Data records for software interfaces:
______

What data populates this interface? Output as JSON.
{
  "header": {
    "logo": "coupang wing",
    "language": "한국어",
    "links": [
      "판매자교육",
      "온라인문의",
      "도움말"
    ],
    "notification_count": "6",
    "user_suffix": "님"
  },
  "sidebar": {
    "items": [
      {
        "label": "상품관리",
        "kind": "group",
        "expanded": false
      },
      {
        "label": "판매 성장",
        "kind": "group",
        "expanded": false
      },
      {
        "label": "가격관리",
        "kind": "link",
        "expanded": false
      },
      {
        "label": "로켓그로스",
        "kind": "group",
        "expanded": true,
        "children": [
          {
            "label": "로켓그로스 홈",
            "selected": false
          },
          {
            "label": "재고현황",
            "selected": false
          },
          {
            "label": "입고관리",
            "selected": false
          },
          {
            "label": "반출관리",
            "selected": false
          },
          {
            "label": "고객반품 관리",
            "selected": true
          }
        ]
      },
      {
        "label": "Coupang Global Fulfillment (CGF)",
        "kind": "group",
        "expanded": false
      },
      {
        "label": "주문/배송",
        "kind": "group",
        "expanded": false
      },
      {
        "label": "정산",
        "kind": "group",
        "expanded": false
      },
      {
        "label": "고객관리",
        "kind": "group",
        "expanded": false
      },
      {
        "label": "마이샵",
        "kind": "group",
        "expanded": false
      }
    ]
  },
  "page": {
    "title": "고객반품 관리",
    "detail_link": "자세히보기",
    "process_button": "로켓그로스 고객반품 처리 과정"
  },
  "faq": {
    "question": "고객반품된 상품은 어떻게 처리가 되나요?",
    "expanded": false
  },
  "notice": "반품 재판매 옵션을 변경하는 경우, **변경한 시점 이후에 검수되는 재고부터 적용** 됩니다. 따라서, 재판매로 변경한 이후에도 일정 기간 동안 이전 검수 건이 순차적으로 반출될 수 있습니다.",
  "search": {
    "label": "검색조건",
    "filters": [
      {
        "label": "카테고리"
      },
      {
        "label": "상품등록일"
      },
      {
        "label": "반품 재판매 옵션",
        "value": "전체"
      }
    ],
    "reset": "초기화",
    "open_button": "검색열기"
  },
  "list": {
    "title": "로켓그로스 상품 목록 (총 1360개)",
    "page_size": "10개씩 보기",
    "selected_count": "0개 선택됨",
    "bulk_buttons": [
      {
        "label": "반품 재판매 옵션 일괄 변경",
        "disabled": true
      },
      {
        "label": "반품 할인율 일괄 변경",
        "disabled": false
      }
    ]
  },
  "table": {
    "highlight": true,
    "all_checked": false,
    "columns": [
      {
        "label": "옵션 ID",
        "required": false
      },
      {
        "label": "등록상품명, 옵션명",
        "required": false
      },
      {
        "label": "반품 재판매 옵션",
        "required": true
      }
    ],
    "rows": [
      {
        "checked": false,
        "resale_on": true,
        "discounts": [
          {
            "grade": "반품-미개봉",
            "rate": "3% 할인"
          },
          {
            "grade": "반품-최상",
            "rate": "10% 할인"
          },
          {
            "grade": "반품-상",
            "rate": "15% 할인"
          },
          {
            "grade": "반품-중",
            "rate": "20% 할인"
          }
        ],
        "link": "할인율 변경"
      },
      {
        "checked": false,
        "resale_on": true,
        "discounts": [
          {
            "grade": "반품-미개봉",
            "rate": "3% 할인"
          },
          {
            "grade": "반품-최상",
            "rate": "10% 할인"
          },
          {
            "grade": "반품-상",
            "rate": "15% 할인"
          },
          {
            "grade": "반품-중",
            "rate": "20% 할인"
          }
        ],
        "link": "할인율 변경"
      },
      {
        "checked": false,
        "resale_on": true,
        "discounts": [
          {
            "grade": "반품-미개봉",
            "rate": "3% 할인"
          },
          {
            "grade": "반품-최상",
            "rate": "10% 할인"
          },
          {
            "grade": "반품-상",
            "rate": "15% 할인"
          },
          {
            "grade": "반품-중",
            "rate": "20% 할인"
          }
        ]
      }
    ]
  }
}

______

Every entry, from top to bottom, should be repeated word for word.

What data populates this interface? Output as JSON.
{
  "header": {
    "logo": "coupang wing",
    "language": "한국어",
    "links": [
      "판매자교육",
      "온라인문의",
      "도움말"
    ],
    "notification_count": "6",
    "user_suffix": "님"
  },
  "sidebar": {
    "items": [
      {
        "label": "상품관리",
        "kind": "group",
        "expanded": false
      },
      {
        "label": "판매 성장",
        "kind": "group",
        "expanded": false
      },
      {
        "label": "가격관리",
        "kind": "link",
        "expanded": false
      },
      {
        "label": "로켓그로스",
        "kind": "group",
        "expanded": true,
        "children": [
          {
            "label": "로켓그로스 홈",
            "selected": false
          },
          {
            "label": "재고현황",
            "selected": false
          },
          {
            "label": "입고관리",
            "selected": false
          },
          {
            "label": "반출관리",
            "selected": false
          },
          {
            "label": "고객반품 관리",
            "selected": true
          }
        ]
      },
      {
        "label": "Coupang Global Fulfillment (CGF)",
        "kind": "group",
        "expanded": false
      },
      {
        "label": "주문/배송",
        "kind": "group",
        "expanded": false
      },
      {
        "label": "정산",
        "kind": "group",
        "expanded": false
      },
      {
        "label": "고객관리",
        "kind": "group",
        "expanded": false
      },
      {
        "label": "마이샵",
        "kind": "group",
        "expanded": false
      }
    ]
  },
  "page": {
    "title": "고객반품 관리",
    "detail_link": "자세히보기",
    "process_button": "로켓그로스 고객반품 처리 과정"
  },
  "faq": {
    "question": "고객반품된 상품은 어떻게 처리가 되나요?",
    "expanded": false
  },
  "notice": "반품 재판매 옵션을 변경하는 경우, **변경한 시점 이후에 검수되는 재고부터 적용** 됩니다. 따라서, 재판매로 변경한 이후에도 일정 기간 동안 이전 검수 건이 순차적으로 반출될 수 있습니다.",
  "search": {
    "label": "검색조건",
    "filters": [
      {
        "label": "카테고리"
      },
      {
        "label": "상품등록일"
      },
      {
        "label": "반품 재판매 옵션",
        "value": "전체"
      }
    ],
    "reset": "초기화",
    "open_button": "검색열기"
  },
  "list": {
    "title": "로켓그로스 상품 목록 (총 1360개)",
    "page_size": "10개씩 보기",
    "selected_count": "0개 선택됨",
    "bulk_buttons": [
      {
        "label": "반품 재판매 옵션 일괄 변경",
        "disabled": true
      },
      {
        "label": "반품 할인율 일괄 변경",
        "disabled": false
      }
    ]
  },
  "table": {
    "highlight": true,
    "all_checked": false,
    "columns": [
      {
        "label": "옵션 ID",
        "required": false
      },
      {
        "label": "등록상품명, 옵션명",
        "required": false
      },
      {
        "label": "반품 재판매 옵션",
        "required": true
      }
    ],
    "rows": [
      {
        "checked": false,
        "resale_on": true,
        "discounts": [
          {
            "grade": "반품-미개봉",
            "rate": "3% 할인"
          },
          {
            "grade": "반품-최상",
            "rate": "10% 할인"
          },
          {
            "grade": "반품-상",
            "rate": "15% 할인"
          },
          {
            "grade": "반품-중",
            "rate": "20% 할인"
          }
        ],
        "link": "할인율 변경"
      },
      {
        "checked": false,
        "resale_on": true,
        "discounts": [
          {
            "grade": "반품-미개봉",
            "rate": "3% 할인"
          },
          {
            "grade": "반품-최상",
            "rate": "10% 할인"
          },
          {
            "grade": "반품-상",
            "rate": "15% 할인"
          },
          {
            "grade": "반품-중",
            "rate": "20% 할인"
          }
        ],
        "link": "할인율 변경"
      },
      {
        "checked": false,
        "resale_on": true,
        "discounts": [
          {
            "grade": "반품-미개봉",
            "rate": "3% 할인"
          },
          {
            "grade": "반품-최상",
            "rate": "10% 할인"
          },
          {
            "grade": "반품-상",
            "rate": "15% 할인"
          },
          {
            "grade": "반품-중",
            "rate": "20% 할인"
          }
        ]
      }
    ]
  }
}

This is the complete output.